Regardless of your age, gender or skill level, there are many benefits of establishing and maintaining stability during all parts of your swing.
Stability swing faults are many, but quite often derived from a physical fault, namely the inability to control the “A-frame” – the area between the waist and the knees. If you have instability in this area, then consistent and repetitive swings are more difficult regardless of effort in practice or technique analysis. Common swing issues as a result of instability include sliding hips, over-rotation and reverse pivot, to name a few.
Many golfers seem to focus on the swing itself rather than the anatomy that supports it. Senior golfers, juniors, men and women all could complete golf-specific activating exercises, with their age and fitness level determining the intensity and programming. More golfers would reduce their terrible days (and scores) on the course simply by controlling the “A-frame” anatomy and it doesn’t require major time consumption or complex equipment.
Students with poor stability are always surprised to see how their repetitive swing faults are reduced by adapting specific stability golf exercises that focus solely on establishing muscle strength and control to their individual golf swing. These exercises give them a more solid base to work from while practicing or completing their Saturday competition round.
When I teach golf-specific stability exercises, I always integrate swings on the range or at least encourage my students to swing between sets just to establish feedback and reduce anxiety as they activate those less dominant muscles. This also makes them aware of any physical fault that obstructs their progression to improvement.

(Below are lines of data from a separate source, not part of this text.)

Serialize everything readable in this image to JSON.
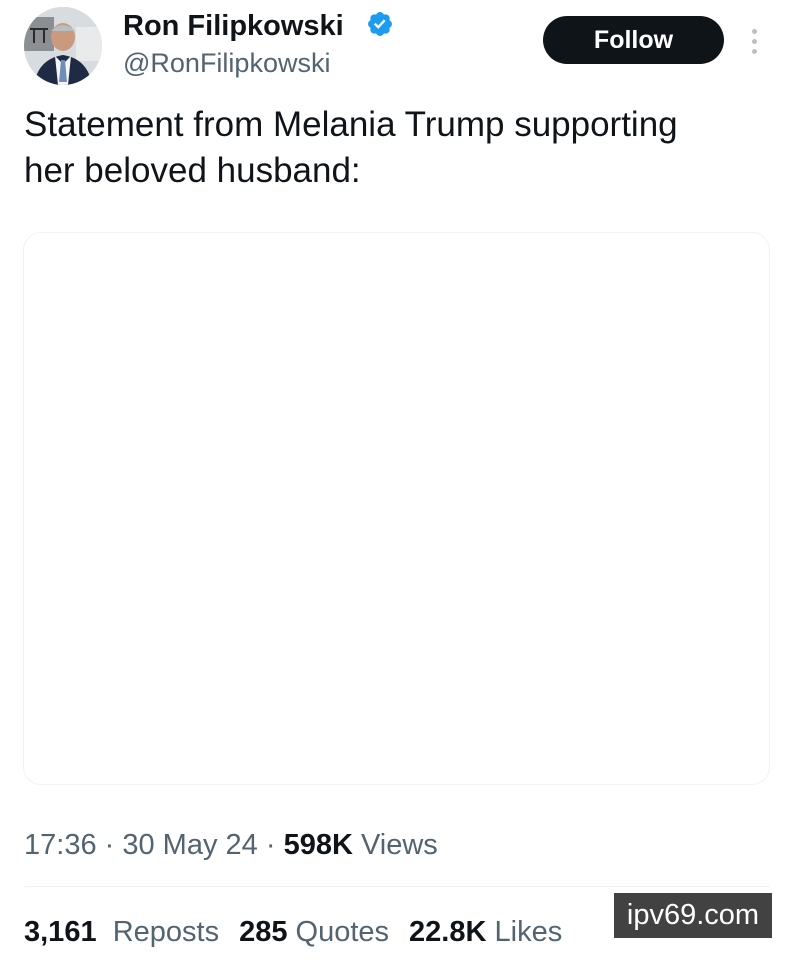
{
  "author": {
    "name": "Ron Filipkowski",
    "handle": "@RonFilipkowski",
    "verified_icon": "verified-badge-icon",
    "verified_color": "#1d9bf0"
  },
  "actions": {
    "follow_label": "Follow",
    "more_icon": "more-vertical-icon"
  },
  "tweet": {
    "text_line1": "Statement from Melania Trump supporting",
    "text_line2": "her beloved husband:"
  },
  "meta": {
    "time": "17:36",
    "sep1": " · ",
    "date": "30 May 24",
    "sep2": " · ",
    "views_count": "598K",
    "views_label": " Views"
  },
  "stats": {
    "reposts_count": "3,161",
    "reposts_label": "Reposts",
    "quotes_count": "285",
    "quotes_label": "Quotes",
    "likes_count": "22.8K",
    "likes_label": "Likes"
  },
  "watermark": "ipv69.com",
  "colors": {
    "text_primary": "#0f1419",
    "text_secondary": "#536471",
    "button_bg": "#0f1419",
    "border": "#eff3f4"
  }
}
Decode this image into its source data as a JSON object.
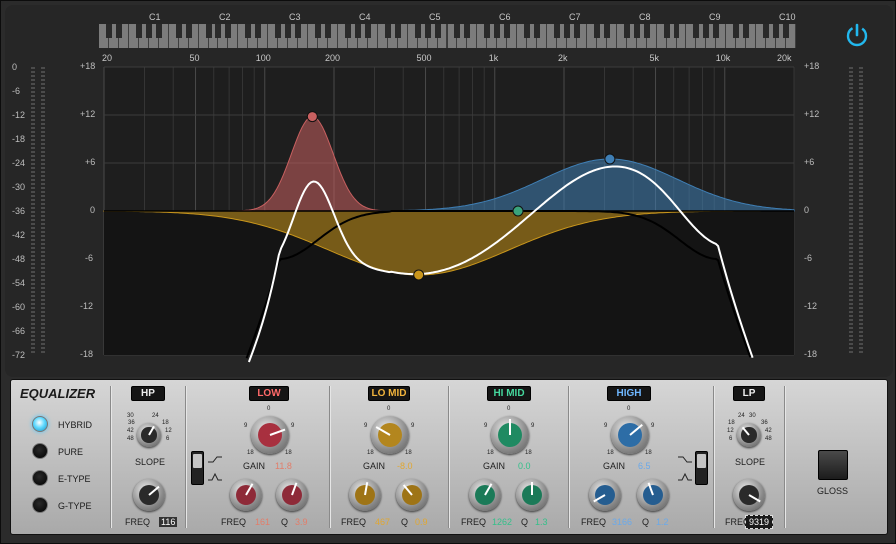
{
  "title": "EQUALIZER",
  "notes": [
    "C1",
    "C2",
    "C3",
    "C4",
    "C5",
    "C6",
    "C7",
    "C8",
    "C9",
    "C10"
  ],
  "freq_labels": [
    "20",
    "50",
    "100",
    "200",
    "500",
    "1k",
    "2k",
    "5k",
    "10k",
    "20k"
  ],
  "gain_labels_left": [
    "+18",
    "+12",
    "+6",
    "0",
    "-6",
    "-12",
    "-18"
  ],
  "gain_labels_right": [
    "+18",
    "+12",
    "+6",
    "0",
    "-6",
    "-12",
    "-18"
  ],
  "meter_labels": [
    "0",
    "-6",
    "-12",
    "-18",
    "-24",
    "-30",
    "-36",
    "-42",
    "-48",
    "-54",
    "-60",
    "-66",
    "-72"
  ],
  "power_icon": "power-icon",
  "colors": {
    "low": "#c86060",
    "lomid": "#c9961c",
    "himid": "#3aa37c",
    "high": "#3f7fb5",
    "accent": "#2ec3f2"
  },
  "modes": [
    {
      "label": "HYBRID",
      "active": true
    },
    {
      "label": "PURE",
      "active": false
    },
    {
      "label": "E-TYPE",
      "active": false
    },
    {
      "label": "G-TYPE",
      "active": false
    }
  ],
  "hp": {
    "name": "HP",
    "slope_label": "SLOPE",
    "slope_ticks": [
      "30",
      "24",
      "36",
      "18",
      "42",
      "12",
      "48",
      "6"
    ],
    "freq_label": "FREQ",
    "freq": "116"
  },
  "low": {
    "name": "LOW",
    "gain_label": "GAIN",
    "gain": "11.8",
    "freq_label": "FREQ",
    "freq": "161",
    "q_label": "Q",
    "q": "3.9",
    "scale": [
      "0",
      "9",
      "9",
      "18",
      "18"
    ]
  },
  "lomid": {
    "name": "LO MID",
    "gain_label": "GAIN",
    "gain": "-8.0",
    "freq_label": "FREQ",
    "freq": "467",
    "q_label": "Q",
    "q": "0.9",
    "scale": [
      "0",
      "9",
      "9",
      "18",
      "18"
    ]
  },
  "himid": {
    "name": "HI MID",
    "gain_label": "GAIN",
    "gain": "0.0",
    "freq_label": "FREQ",
    "freq": "1262",
    "q_label": "Q",
    "q": "1.3",
    "scale": [
      "0",
      "9",
      "9",
      "18",
      "18"
    ]
  },
  "high": {
    "name": "HIGH",
    "gain_label": "GAIN",
    "gain": "6.5",
    "freq_label": "FREQ",
    "freq": "3166",
    "q_label": "Q",
    "q": "1.2",
    "scale": [
      "0",
      "9",
      "9",
      "18",
      "18"
    ]
  },
  "lp": {
    "name": "LP",
    "slope_label": "SLOPE",
    "slope_ticks": [
      "24",
      "30",
      "18",
      "36",
      "12",
      "42",
      "6",
      "48"
    ],
    "freq_label": "FREQ",
    "freq": "9319"
  },
  "gloss_label": "GLOSS",
  "bands": [
    {
      "id": "low",
      "freq_hz": 161,
      "gain_db": 11.8,
      "q": 3.9
    },
    {
      "id": "lomid",
      "freq_hz": 467,
      "gain_db": -8.0,
      "q": 0.9
    },
    {
      "id": "himid",
      "freq_hz": 1262,
      "gain_db": 0.0,
      "q": 1.3
    },
    {
      "id": "high",
      "freq_hz": 3166,
      "gain_db": 6.5,
      "q": 1.2
    }
  ],
  "hp_freq_hz": 116,
  "lp_freq_hz": 9319
}
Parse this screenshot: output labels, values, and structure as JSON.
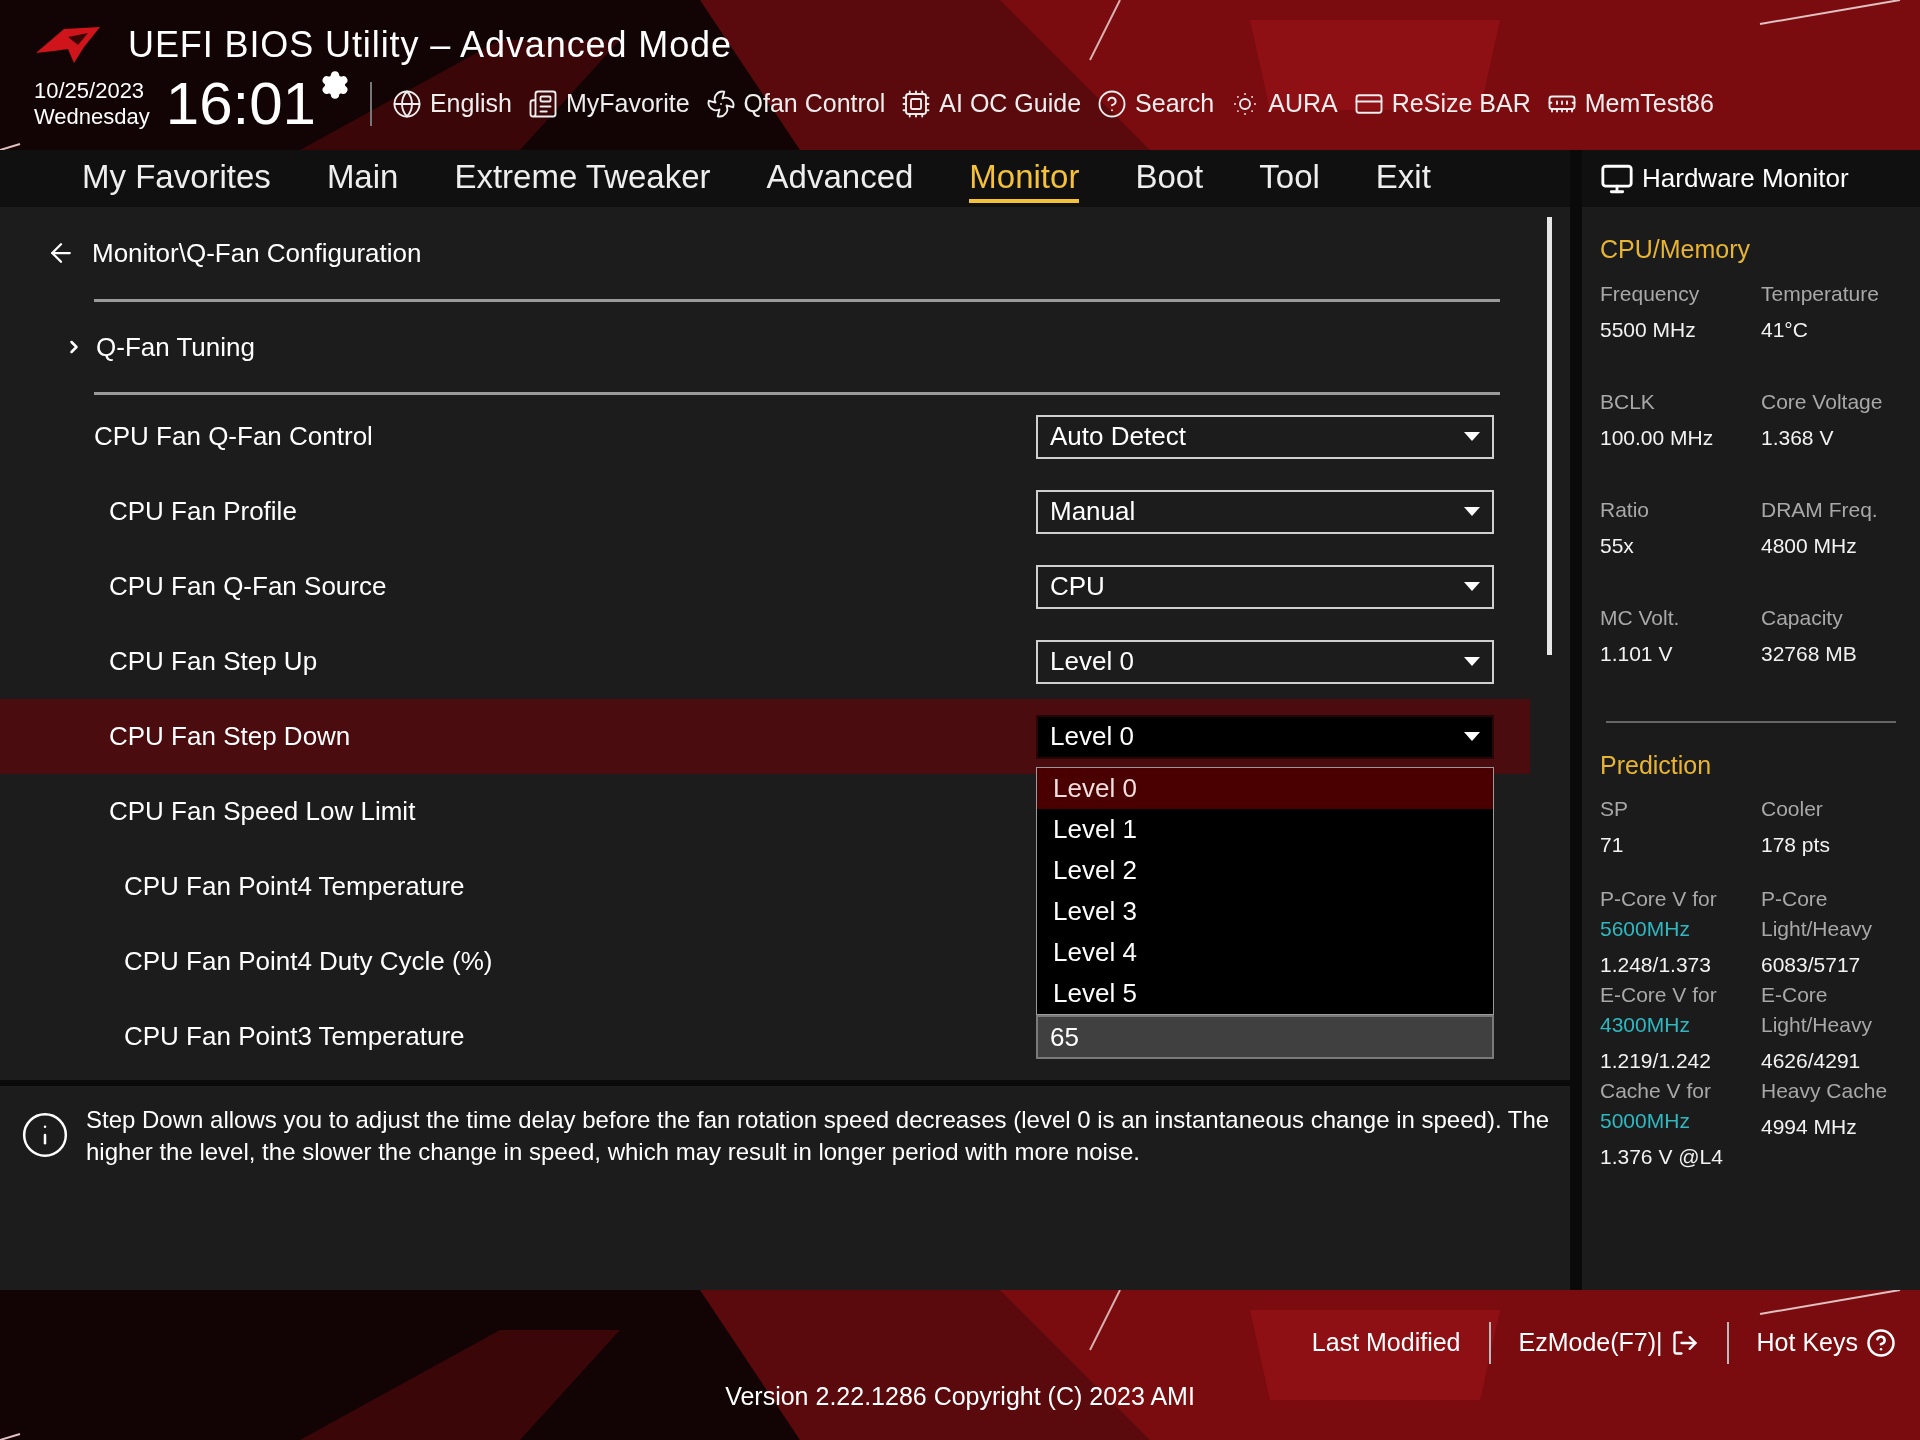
{
  "header": {
    "title": "UEFI BIOS Utility – Advanced Mode",
    "date": "10/25/2023",
    "weekday": "Wednesday",
    "time": "16:01"
  },
  "toolbar": [
    {
      "kind": "globe",
      "label": "English"
    },
    {
      "kind": "favorite",
      "label": "MyFavorite"
    },
    {
      "kind": "fan",
      "label": "Qfan Control"
    },
    {
      "kind": "chip",
      "label": "AI OC Guide"
    },
    {
      "kind": "search",
      "label": "Search"
    },
    {
      "kind": "aura",
      "label": "AURA"
    },
    {
      "kind": "card",
      "label": "ReSize BAR"
    },
    {
      "kind": "memory",
      "label": "MemTest86"
    }
  ],
  "tabs": [
    {
      "label": "My Favorites",
      "selected": false
    },
    {
      "label": "Main",
      "selected": false
    },
    {
      "label": "Extreme Tweaker",
      "selected": false
    },
    {
      "label": "Advanced",
      "selected": false
    },
    {
      "label": "Monitor",
      "selected": true
    },
    {
      "label": "Boot",
      "selected": false
    },
    {
      "label": "Tool",
      "selected": false
    },
    {
      "label": "Exit",
      "selected": false
    }
  ],
  "breadcrumb": "Monitor\\Q-Fan Configuration",
  "submenu": {
    "label": "Q-Fan Tuning"
  },
  "settings": [
    {
      "label": "CPU Fan Q-Fan Control",
      "kind": "select",
      "value": "Auto Detect",
      "selected": false,
      "children": [
        {
          "label": "CPU Fan Profile",
          "kind": "select",
          "value": "Manual",
          "selected": false
        },
        {
          "label": "CPU Fan Q-Fan Source",
          "kind": "select",
          "value": "CPU",
          "selected": false
        },
        {
          "label": "CPU Fan Step Up",
          "kind": "select",
          "value": "Level 0",
          "selected": false
        },
        {
          "label": "CPU Fan Step Down",
          "kind": "select",
          "value": "Level 0",
          "selected": true,
          "options": [
            {
              "label": "Level 0",
              "selected": true
            },
            {
              "label": "Level 1",
              "selected": false
            },
            {
              "label": "Level 2",
              "selected": false
            },
            {
              "label": "Level 3",
              "selected": false
            },
            {
              "label": "Level 4",
              "selected": false
            },
            {
              "label": "Level 5",
              "selected": false
            }
          ]
        },
        {
          "label": "CPU Fan Speed Low Limit",
          "kind": "hidden",
          "selected": false,
          "children": [
            {
              "label": "CPU Fan Point4 Temperature",
              "kind": "hidden",
              "selected": false
            },
            {
              "label": "CPU Fan Point4 Duty Cycle (%)",
              "kind": "hidden",
              "selected": false
            },
            {
              "label": "CPU Fan Point3 Temperature",
              "kind": "input",
              "value": "65",
              "selected": false
            }
          ]
        }
      ]
    }
  ],
  "help": "Step Down allows you to adjust the time delay before the fan rotation speed decreases (level 0 is an instantaneous change in speed). The higher the level, the slower the change in speed, which may result in longer period with more noise.",
  "hardware_monitor": {
    "title": "Hardware Monitor",
    "sections": [
      {
        "title": "CPU/Memory",
        "items": [
          {
            "label": "Frequency",
            "value": "5500 MHz"
          },
          {
            "label": "Temperature",
            "value": "41°C"
          },
          {
            "label": "BCLK",
            "value": "100.00 MHz"
          },
          {
            "label": "Core Voltage",
            "value": "1.368 V"
          },
          {
            "label": "Ratio",
            "value": "55x"
          },
          {
            "label": "DRAM Freq.",
            "value": "4800 MHz"
          },
          {
            "label": "MC Volt.",
            "value": "1.101 V"
          },
          {
            "label": "Capacity",
            "value": "32768 MB"
          }
        ]
      },
      {
        "title": "Prediction",
        "items": [
          {
            "label": "SP",
            "value": "71"
          },
          {
            "label": "Cooler",
            "value": "178 pts"
          },
          {
            "label": "P-Core V for",
            "highlight": "5600MHz",
            "value": "1.248/1.373"
          },
          {
            "label": "P-Core Light/Heavy",
            "value": "6083/5717"
          },
          {
            "label": "E-Core V for",
            "highlight": "4300MHz",
            "value": "1.219/1.242"
          },
          {
            "label": "E-Core Light/Heavy",
            "value": "4626/4291"
          },
          {
            "label": "Cache V for",
            "highlight": "5000MHz",
            "value": "1.376 V @L4"
          },
          {
            "label": "Heavy Cache",
            "value": "4994 MHz"
          }
        ]
      }
    ]
  },
  "footer": {
    "buttons": [
      {
        "kind": "last",
        "label": "Last Modified"
      },
      {
        "kind": "ezmode",
        "label": "EzMode(F7)|"
      },
      {
        "kind": "hotkeys",
        "label": "Hot Keys"
      }
    ],
    "version": "Version 2.22.1286 Copyright (C) 2023 AMI"
  }
}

Many golf fitness programs base their results around power and hitting the ball further. In fact, there is more value in advocating improvement and stabilisation during the golf swing. Many students who have completed generic stability exercises – and who consider themselves strong – soon realise after completing our Elite Golf Fitness Australia (EGFA) Stability exercises that they need to be more specific. Through consultation with both a golf coach and golf fitness coach, players can match up the physical fault with the swing fault and then formulate a collective solution.
Simple and advanced golf specific exercises can be adapted to a practice session, lesson or pre-round scenario. These exercises will activate dormant muscles and enhance a strong posture and set-up – two areas ignored by many everyday golfers.
I find that many of my new clients that have poor stability are shocked that we start doing exercises on the practice range during the lesson. Also they are shocked when we complete a 5 to 10 minute physical warm-up before stretching. Remember cold muscle stretching does nothing for your golf muscles nor improve control of your swing. Quite often it results in injury.
If you’re a golfer who suffers from instability in the swing, consult your PGA coach or instructor to arrange a session with a specific golf fitness consultant.
A 5 to 10 minute stability warm-up before stretching is an important part of any pre-round or practice session. This basic standing squat can easily be completed anywhere: range, locker room or putting green. I have placed a small ball in between my legs to improve safety and squat technique, this allows my knees to remain behind my toes when I go down and the ball encourages my lower half to remain stable and square while completing the squat. I would recommend 2 to 3 sets and 10 to 12 repetitions.
Advanced golfers require complex stability exercises. Standing on an air ball requires excellent stability and strength as it covers all of the major muscles used for golf. Completing squats on the ball looks impossible but can be achieved with consistent training of the muscle groups that keep you stable while swinging a golf club. Always remember if attempting this exercise take safety precautions with soft mats surrounding the ball or get your training partner to assist you. Try to complete 4 sets and 8 to 10 repetitions.